7. More, More, More - Andrea True Connection: A great song that was huge on the Pop and Disco charts at the time and was recently sampled by Len on the song "Steal my Sunshine".
8. Love Hangover - Diana Ross: One of Diana's best songs ever.
9. I'm Gonna Let my Heart Do the Walking - Supremes: Proof the Supremes did not die after Diana left. This song was a hit on the Pop, R&B and Disco charts.
10. Mighty High - Mighty Clouds of Joy: Anytime I am down, I put on this song. It's message is so positive and so infectious, I always feel better.
All of these songs were #1 hits on the Disco chart except for the Supremes song which peaked at #3, so all songs deserve inclusion on this compilation of the BEST OF DISCO CIRCA 1976. I would have given it 5 stars, but I just wish it had more tracks than 10, which is a problem with all of the Rhino/Billboard releases. But for the price, it is still worth buying to discover or rediscover some disco gems.
NOT EXTENDED VERSIONS!

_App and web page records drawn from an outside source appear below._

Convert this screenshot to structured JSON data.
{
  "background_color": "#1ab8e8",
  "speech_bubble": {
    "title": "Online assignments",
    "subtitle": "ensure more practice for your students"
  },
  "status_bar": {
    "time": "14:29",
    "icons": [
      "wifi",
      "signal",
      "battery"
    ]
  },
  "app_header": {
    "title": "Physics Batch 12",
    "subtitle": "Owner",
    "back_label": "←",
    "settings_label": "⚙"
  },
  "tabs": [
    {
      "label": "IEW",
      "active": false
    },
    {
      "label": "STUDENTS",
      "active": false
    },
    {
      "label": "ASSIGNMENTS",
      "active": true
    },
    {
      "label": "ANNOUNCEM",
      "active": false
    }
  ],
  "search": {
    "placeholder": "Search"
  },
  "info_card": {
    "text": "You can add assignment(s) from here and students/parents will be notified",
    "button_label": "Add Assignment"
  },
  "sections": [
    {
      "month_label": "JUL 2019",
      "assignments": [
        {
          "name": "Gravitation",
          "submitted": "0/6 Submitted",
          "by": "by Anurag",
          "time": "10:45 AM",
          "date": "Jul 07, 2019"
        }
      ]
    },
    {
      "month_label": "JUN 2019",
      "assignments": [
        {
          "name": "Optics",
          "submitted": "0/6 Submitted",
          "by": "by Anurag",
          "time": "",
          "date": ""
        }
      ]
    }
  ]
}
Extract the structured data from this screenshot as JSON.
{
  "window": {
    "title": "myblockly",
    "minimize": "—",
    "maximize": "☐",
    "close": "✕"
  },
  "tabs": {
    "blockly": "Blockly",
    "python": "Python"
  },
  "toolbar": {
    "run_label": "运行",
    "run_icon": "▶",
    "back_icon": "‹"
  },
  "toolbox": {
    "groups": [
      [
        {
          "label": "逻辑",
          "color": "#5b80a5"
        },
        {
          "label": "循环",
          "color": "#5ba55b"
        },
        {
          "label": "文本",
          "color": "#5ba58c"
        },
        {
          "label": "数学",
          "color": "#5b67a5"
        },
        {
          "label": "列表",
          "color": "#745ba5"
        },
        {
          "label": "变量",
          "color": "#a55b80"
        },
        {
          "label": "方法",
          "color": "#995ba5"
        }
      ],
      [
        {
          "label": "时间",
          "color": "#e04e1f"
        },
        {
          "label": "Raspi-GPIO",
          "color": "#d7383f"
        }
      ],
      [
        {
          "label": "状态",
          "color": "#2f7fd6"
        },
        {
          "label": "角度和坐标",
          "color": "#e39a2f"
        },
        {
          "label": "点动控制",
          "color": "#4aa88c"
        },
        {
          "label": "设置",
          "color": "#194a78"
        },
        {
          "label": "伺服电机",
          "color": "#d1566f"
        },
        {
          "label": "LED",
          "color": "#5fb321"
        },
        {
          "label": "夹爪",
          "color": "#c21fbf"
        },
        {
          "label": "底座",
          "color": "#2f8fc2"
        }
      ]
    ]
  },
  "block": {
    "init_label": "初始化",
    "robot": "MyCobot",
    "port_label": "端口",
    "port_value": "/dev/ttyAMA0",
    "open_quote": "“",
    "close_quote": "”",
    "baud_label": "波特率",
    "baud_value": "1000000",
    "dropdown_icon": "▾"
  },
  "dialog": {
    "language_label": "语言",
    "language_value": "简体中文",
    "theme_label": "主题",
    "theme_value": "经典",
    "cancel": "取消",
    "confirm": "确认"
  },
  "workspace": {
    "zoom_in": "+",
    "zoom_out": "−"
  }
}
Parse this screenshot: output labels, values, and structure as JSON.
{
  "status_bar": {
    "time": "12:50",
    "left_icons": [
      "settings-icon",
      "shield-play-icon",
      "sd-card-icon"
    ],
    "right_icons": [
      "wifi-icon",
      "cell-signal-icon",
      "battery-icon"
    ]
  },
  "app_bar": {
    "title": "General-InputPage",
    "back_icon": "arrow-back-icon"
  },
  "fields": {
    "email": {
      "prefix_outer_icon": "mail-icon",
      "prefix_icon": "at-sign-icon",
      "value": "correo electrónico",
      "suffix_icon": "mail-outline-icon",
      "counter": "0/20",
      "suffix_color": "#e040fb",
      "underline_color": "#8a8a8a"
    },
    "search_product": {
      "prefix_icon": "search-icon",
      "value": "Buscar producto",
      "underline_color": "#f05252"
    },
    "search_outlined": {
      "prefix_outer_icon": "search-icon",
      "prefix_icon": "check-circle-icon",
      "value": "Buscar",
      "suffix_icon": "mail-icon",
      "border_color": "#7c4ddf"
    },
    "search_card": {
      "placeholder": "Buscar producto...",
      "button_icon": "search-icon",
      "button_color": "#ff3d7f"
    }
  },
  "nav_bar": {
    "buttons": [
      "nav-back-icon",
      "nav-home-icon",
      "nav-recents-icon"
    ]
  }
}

Buyer beware! These are the shortest versions humanly possible, and still called "a song". YUK! Who's brain storm was that? This is suppose to reflect the "era" which was an era of 9, 10 and 11 minute versions of songs. THAT was what Disco was all about. So why this? I do NOT reccomend this to anyone, exect the curious or someone who has the money to burn. - jw